▶ _Data for processing_:
+ + + + + + +
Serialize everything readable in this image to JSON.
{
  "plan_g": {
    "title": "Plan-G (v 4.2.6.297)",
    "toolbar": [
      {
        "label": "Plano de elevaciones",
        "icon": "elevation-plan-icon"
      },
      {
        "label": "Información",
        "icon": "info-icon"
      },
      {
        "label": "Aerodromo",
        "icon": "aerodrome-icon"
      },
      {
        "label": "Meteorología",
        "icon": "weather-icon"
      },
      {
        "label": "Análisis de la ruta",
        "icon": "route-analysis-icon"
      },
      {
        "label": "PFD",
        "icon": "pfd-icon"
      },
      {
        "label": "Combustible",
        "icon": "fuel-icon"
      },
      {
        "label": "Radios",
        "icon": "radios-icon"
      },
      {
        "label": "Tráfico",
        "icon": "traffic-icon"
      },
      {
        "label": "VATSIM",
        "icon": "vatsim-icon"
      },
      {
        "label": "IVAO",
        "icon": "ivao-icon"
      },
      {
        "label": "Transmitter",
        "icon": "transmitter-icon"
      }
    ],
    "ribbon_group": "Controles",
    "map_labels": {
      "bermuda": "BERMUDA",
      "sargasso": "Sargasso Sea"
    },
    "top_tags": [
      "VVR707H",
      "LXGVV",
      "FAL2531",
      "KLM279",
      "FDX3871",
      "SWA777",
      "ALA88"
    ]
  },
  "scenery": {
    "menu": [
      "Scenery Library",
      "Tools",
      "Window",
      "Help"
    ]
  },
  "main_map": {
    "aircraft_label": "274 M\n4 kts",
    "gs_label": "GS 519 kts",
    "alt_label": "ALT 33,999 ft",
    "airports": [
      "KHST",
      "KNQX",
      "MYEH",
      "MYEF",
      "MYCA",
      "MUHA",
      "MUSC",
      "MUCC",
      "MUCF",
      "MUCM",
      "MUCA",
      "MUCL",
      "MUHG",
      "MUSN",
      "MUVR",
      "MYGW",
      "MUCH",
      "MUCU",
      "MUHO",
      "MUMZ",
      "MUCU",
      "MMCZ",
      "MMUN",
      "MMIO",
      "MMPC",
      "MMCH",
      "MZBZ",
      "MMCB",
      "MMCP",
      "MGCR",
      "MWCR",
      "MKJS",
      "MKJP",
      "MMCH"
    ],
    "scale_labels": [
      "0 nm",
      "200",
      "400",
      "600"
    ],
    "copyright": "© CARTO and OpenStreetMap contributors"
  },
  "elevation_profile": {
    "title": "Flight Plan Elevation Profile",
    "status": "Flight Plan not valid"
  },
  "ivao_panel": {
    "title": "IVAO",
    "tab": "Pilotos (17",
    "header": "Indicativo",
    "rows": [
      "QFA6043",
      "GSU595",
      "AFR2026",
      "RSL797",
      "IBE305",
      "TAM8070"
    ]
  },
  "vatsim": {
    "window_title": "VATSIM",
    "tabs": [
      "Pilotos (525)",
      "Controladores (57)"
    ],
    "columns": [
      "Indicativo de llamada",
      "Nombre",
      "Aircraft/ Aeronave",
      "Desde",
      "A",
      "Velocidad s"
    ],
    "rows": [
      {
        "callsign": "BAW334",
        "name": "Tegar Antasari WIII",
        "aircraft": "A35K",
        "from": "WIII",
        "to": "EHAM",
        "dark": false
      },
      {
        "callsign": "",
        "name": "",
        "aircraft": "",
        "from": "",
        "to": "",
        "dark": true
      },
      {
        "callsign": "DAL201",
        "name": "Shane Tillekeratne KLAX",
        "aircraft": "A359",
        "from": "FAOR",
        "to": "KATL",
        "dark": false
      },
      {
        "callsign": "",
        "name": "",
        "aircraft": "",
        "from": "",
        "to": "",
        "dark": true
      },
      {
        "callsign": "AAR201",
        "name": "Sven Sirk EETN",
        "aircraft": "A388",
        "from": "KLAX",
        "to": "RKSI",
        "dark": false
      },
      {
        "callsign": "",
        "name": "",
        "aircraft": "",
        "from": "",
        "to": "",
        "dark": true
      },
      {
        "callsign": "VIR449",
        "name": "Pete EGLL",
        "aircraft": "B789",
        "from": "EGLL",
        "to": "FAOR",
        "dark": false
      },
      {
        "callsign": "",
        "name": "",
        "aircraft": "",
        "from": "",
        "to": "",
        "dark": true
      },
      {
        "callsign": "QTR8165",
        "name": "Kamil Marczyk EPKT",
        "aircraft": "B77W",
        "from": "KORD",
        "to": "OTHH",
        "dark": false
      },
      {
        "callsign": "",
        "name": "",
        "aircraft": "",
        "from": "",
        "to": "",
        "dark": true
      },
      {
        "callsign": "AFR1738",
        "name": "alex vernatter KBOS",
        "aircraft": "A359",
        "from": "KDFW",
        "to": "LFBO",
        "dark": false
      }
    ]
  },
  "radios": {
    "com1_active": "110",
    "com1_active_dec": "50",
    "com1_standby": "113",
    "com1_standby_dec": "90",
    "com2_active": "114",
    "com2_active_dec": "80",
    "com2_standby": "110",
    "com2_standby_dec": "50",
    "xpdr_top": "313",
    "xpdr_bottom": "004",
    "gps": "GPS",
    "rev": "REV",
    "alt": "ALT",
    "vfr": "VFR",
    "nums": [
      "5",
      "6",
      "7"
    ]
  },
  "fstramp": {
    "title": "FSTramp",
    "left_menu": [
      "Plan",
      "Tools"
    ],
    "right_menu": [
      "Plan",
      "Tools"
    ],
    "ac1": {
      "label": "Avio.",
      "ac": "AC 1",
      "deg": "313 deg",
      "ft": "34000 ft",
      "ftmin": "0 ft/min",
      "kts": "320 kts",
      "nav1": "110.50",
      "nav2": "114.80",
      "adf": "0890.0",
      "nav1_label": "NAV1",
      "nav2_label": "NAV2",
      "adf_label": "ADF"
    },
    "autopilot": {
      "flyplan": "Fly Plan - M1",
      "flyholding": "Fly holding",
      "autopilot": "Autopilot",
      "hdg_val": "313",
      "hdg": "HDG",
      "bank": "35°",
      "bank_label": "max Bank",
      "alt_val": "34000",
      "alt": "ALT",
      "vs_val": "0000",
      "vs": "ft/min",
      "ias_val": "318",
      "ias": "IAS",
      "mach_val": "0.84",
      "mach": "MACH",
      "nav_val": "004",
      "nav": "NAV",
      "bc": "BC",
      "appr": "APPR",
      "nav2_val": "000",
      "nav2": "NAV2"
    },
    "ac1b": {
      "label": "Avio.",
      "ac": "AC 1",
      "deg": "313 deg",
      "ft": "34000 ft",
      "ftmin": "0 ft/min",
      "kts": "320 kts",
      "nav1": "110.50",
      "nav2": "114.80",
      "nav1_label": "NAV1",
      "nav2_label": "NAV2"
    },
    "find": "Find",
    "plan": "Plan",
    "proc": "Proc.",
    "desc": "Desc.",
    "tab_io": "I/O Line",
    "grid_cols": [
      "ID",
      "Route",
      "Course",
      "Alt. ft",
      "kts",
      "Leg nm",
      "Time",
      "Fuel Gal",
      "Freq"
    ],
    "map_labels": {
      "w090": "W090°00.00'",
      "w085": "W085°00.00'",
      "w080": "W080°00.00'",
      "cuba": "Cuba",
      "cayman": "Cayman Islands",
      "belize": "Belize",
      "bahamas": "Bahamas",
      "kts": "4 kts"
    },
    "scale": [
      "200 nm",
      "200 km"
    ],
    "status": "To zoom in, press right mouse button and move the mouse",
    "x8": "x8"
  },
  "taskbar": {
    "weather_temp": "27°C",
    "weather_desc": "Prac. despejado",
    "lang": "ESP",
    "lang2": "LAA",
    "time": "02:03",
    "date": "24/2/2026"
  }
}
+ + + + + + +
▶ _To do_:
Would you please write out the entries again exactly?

▶ _Completed task_:
Serialize everything readable in this image to JSON.
{
  "plan_g": {
    "title": "Plan-G (v 4.2.6.297)",
    "toolbar": [
      {
        "label": "Plano de elevaciones",
        "icon": "elevation-plan-icon"
      },
      {
        "label": "Información",
        "icon": "info-icon"
      },
      {
        "label": "Aerodromo",
        "icon": "aerodrome-icon"
      },
      {
        "label": "Meteorología",
        "icon": "weather-icon"
      },
      {
        "label": "Análisis de la ruta",
        "icon": "route-analysis-icon"
      },
      {
        "label": "PFD",
        "icon": "pfd-icon"
      },
      {
        "label": "Combustible",
        "icon": "fuel-icon"
      },
      {
        "label": "Radios",
        "icon": "radios-icon"
      },
      {
        "label": "Tráfico",
        "icon": "traffic-icon"
      },
      {
        "label": "VATSIM",
        "icon": "vatsim-icon"
      },
      {
        "label": "IVAO",
        "icon": "ivao-icon"
      },
      {
        "label": "Transmitter",
        "icon": "transmitter-icon"
      }
    ],
    "ribbon_group": "Controles",
    "map_labels": {
      "bermuda": "BERMUDA",
      "sargasso": "Sargasso Sea"
    },
    "top_tags": [
      "VVR707H",
      "LXGVV",
      "FAL2531",
      "KLM279",
      "FDX3871",
      "SWA777",
      "ALA88"
    ]
  },
  "scenery": {
    "menu": [
      "Scenery Library",
      "Tools",
      "Window",
      "Help"
    ]
  },
  "main_map": {
    "aircraft_label": "274 M\n4 kts",
    "gs_label": "GS 519 kts",
    "alt_label": "ALT 33,999 ft",
    "airports": [
      "KHST",
      "KNQX",
      "MYEH",
      "MYEF",
      "MYCA",
      "MUHA",
      "MUSC",
      "MUCC",
      "MUCF",
      "MUCM",
      "MUCA",
      "MUCL",
      "MUHG",
      "MUSN",
      "MUVR",
      "MYGW",
      "MUCH",
      "MUCU",
      "MUHO",
      "MUMZ",
      "MUCU",
      "MMCZ",
      "MMUN",
      "MMIO",
      "MMPC",
      "MMCH",
      "MZBZ",
      "MMCB",
      "MMCP",
      "MGCR",
      "MWCR",
      "MKJS",
      "MKJP",
      "MMCH"
    ],
    "scale_labels": [
      "0 nm",
      "200",
      "400",
      "600"
    ],
    "copyright": "© CARTO and OpenStreetMap contributors"
  },
  "elevation_profile": {
    "title": "Flight Plan Elevation Profile",
    "status": "Flight Plan not valid"
  },
  "ivao_panel": {
    "title": "IVAO",
    "tab": "Pilotos (17",
    "header": "Indicativo",
    "rows": [
      "QFA6043",
      "GSU595",
      "AFR2026",
      "RSL797",
      "IBE305",
      "TAM8070"
    ]
  },
  "vatsim": {
    "window_title": "VATSIM",
    "tabs": [
      "Pilotos (525)",
      "Controladores (57)"
    ],
    "columns": [
      "Indicativo de llamada",
      "Nombre",
      "Aircraft/ Aeronave",
      "Desde",
      "A",
      "Velocidad s"
    ],
    "rows": [
      {
        "callsign": "BAW334",
        "name": "Tegar Antasari WIII",
        "aircraft": "A35K",
        "from": "WIII",
        "to": "EHAM",
        "dark": false
      },
      {
        "callsign": "",
        "name": "",
        "aircraft": "",
        "from": "",
        "to": "",
        "dark": true
      },
      {
        "callsign": "DAL201",
        "name": "Shane Tillekeratne KLAX",
        "aircraft": "A359",
        "from": "FAOR",
        "to": "KATL",
        "dark": false
      },
      {
        "callsign": "",
        "name": "",
        "aircraft": "",
        "from": "",
        "to": "",
        "dark": true
      },
      {
        "callsign": "AAR201",
        "name": "Sven Sirk EETN",
        "aircraft": "A388",
        "from": "KLAX",
        "to": "RKSI",
        "dark": false
      },
      {
        "callsign": "",
        "name": "",
        "aircraft": "",
        "from": "",
        "to": "",
        "dark": true
      },
      {
        "callsign": "VIR449",
        "name": "Pete EGLL",
        "aircraft": "B789",
        "from": "EGLL",
        "to": "FAOR",
        "dark": false
      },
      {
        "callsign": "",
        "name": "",
        "aircraft": "",
        "from": "",
        "to": "",
        "dark": true
      },
      {
        "callsign": "QTR8165",
        "name": "Kamil Marczyk EPKT",
        "aircraft": "B77W",
        "from": "KORD",
        "to": "OTHH",
        "dark": false
      },
      {
        "callsign": "",
        "name": "",
        "aircraft": "",
        "from": "",
        "to": "",
        "dark": true
      },
      {
        "callsign": "AFR1738",
        "name": "alex vernatter KBOS",
        "aircraft": "A359",
        "from": "KDFW",
        "to": "LFBO",
        "dark": false
      }
    ]
  },
  "radios": {
    "com1_active": "110",
    "com1_active_dec": "50",
    "com1_standby": "113",
    "com1_standby_dec": "90",
    "com2_active": "114",
    "com2_active_dec": "80",
    "com2_standby": "110",
    "com2_standby_dec": "50",
    "xpdr_top": "313",
    "xpdr_bottom": "004",
    "gps": "GPS",
    "rev": "REV",
    "alt": "ALT",
    "vfr": "VFR",
    "nums": [
      "5",
      "6",
      "7"
    ]
  },
  "fstramp": {
    "title": "FSTramp",
    "left_menu": [
      "Plan",
      "Tools"
    ],
    "right_menu": [
      "Plan",
      "Tools"
    ],
    "ac1": {
      "label": "Avio.",
      "ac": "AC 1",
      "deg": "313 deg",
      "ft": "34000 ft",
      "ftmin": "0 ft/min",
      "kts": "320 kts",
      "nav1": "110.50",
      "nav2": "114.80",
      "adf": "0890.0",
      "nav1_label": "NAV1",
      "nav2_label": "NAV2",
      "adf_label": "ADF"
    },
    "autopilot": {
      "flyplan": "Fly Plan - M1",
      "flyholding": "Fly holding",
      "autopilot": "Autopilot",
      "hdg_val": "313",
      "hdg": "HDG",
      "bank": "35°",
      "bank_label": "max Bank",
      "alt_val": "34000",
      "alt": "ALT",
      "vs_val": "0000",
      "vs": "ft/min",
      "ias_val": "318",
      "ias": "IAS",
      "mach_val": "0.84",
      "mach": "MACH",
      "nav_val": "004",
      "nav": "NAV",
      "bc": "BC",
      "appr": "APPR",
      "nav2_val": "000",
      "nav2": "NAV2"
    },
    "ac1b": {
      "label": "Avio.",
      "ac": "AC 1",
      "deg": "313 deg",
      "ft": "34000 ft",
      "ftmin": "0 ft/min",
      "kts": "320 kts",
      "nav1": "110.50",
      "nav2": "114.80",
      "nav1_label": "NAV1",
      "nav2_label": "NAV2"
    },
    "find": "Find",
    "plan": "Plan",
    "proc": "Proc.",
    "desc": "Desc.",
    "tab_io": "I/O Line",
    "grid_cols": [
      "ID",
      "Route",
      "Course",
      "Alt. ft",
      "kts",
      "Leg nm",
      "Time",
      "Fuel Gal",
      "Freq"
    ],
    "map_labels": {
      "w090": "W090°00.00'",
      "w085": "W085°00.00'",
      "w080": "W080°00.00'",
      "cuba": "Cuba",
      "cayman": "Cayman Islands",
      "belize": "Belize",
      "bahamas": "Bahamas",
      "kts": "4 kts"
    },
    "scale": [
      "200 nm",
      "200 km"
    ],
    "status": "To zoom in, press right mouse button and move the mouse",
    "x8": "x8"
  },
  "taskbar": {
    "weather_temp": "27°C",
    "weather_desc": "Prac. despejado",
    "lang": "ESP",
    "lang2": "LAA",
    "time": "02:03",
    "date": "24/2/2026"
  }
}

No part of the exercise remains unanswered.